Two roommates in a private sanatorium in early-1950s East Germany are extremely different from one another. Josef is a communist policeman, while Hubertus is a Lutheran vicar. While Josef reads The Communist Manifesto, Hubertus prepares his sermon.
The beautiful and charming laundress Lurette is a well sought-after young woman in Ludwig XV’s Paris. Her heart is already taken, however, and she makes elaborate plans during Carnival to obtain the man she truly loves, the carpenter Campistrel.
Mother Wolffen, a washerwoman, is a woman of principle: A poor man must do what he must to get through life, only he mustn't get caught doing it. All sorts of crooked deals contribute to the improvement of the daily menu and the increase of household funds.
Helene rides her motor scooter by Fritz, the “White Mouse,” every morning as he directs traffic through the intersection. Though he yields the right-of-way to her often, they have never spoken and she wants more than his friendly gesture.
Post-war Berlin, 1946: Three small-time, oddball crooks plan the heist of their lives. They want to break into the vault of the German Traffic Credit Union to steal the weekly Reichsbahn payroll. In preparation, they rent the top floor of the building and use it to spy on the bank.
In the desolate eastern states of a newly unified Germany, Anna and Lisa plan a series of bank robberies.

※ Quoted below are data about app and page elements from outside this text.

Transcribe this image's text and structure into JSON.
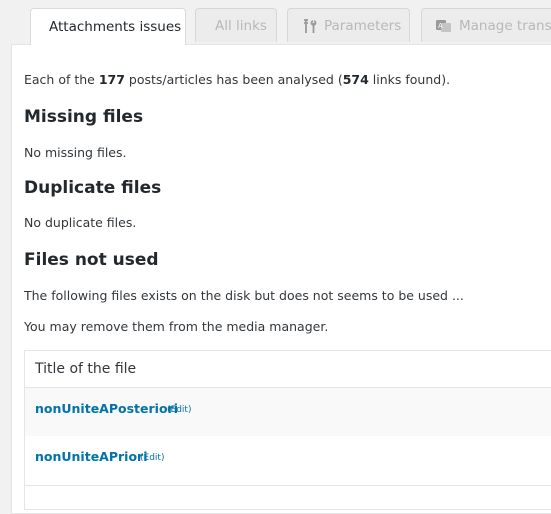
{
  "tabs": [
    {
      "label": "Attachments issues",
      "active": true
    },
    {
      "label": "All links",
      "active": false
    },
    {
      "label": "Parameters",
      "active": false,
      "icon": "tools-icon"
    },
    {
      "label": "Manage translations",
      "active": false,
      "icon": "translate-icon"
    }
  ],
  "summary": {
    "prefix": "Each of the ",
    "posts_count": "177",
    "middle": " posts/articles has been analysed (",
    "links_count": "574",
    "suffix": " links found)."
  },
  "missing": {
    "heading": "Missing files",
    "text": "No missing files."
  },
  "duplicate": {
    "heading": "Duplicate files",
    "text": "No duplicate files."
  },
  "unused": {
    "heading": "Files not used",
    "text1": "The following files exists on the disk but does not seems to be used ...",
    "text2": "You may remove them from the media manager.",
    "column_title": "Title of the file",
    "files": [
      {
        "name": "nonUniteAPosteriori",
        "edit": "(Edit)"
      },
      {
        "name": "nonUniteAPriori",
        "edit": "(Edit)"
      }
    ]
  },
  "colors": {
    "link": "#0073aa",
    "panel_bg": "#ffffff",
    "page_bg": "#f1f1f1",
    "inactive_tab_text": "#b8b8b8"
  }
}
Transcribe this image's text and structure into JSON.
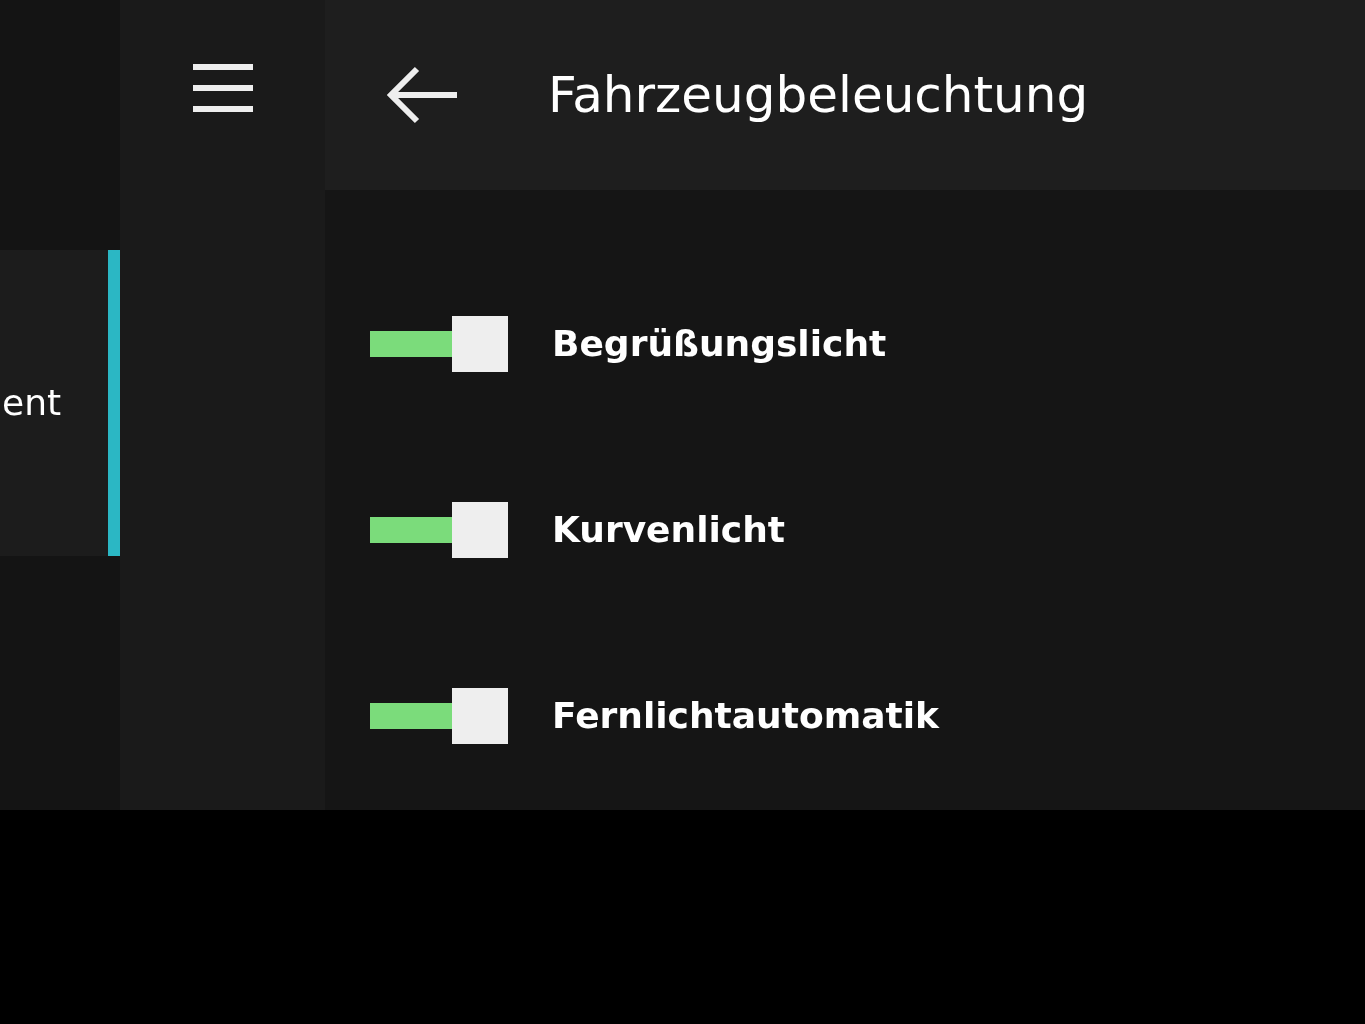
{
  "sidebar": {
    "items": [
      {
        "label": "ent",
        "selected": true
      }
    ]
  },
  "header": {
    "title": "Fahrzeugbeleuchtung"
  },
  "toggles": [
    {
      "label": "Begrüßungslicht",
      "on": true
    },
    {
      "label": "Kurvenlicht",
      "on": true
    },
    {
      "label": "Fernlichtautomatik",
      "on": true
    }
  ]
}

They quickly become the most popular gangster duo of German postwar history, hunted by the police, but viewed as present-day female Robin Hoods by those in need.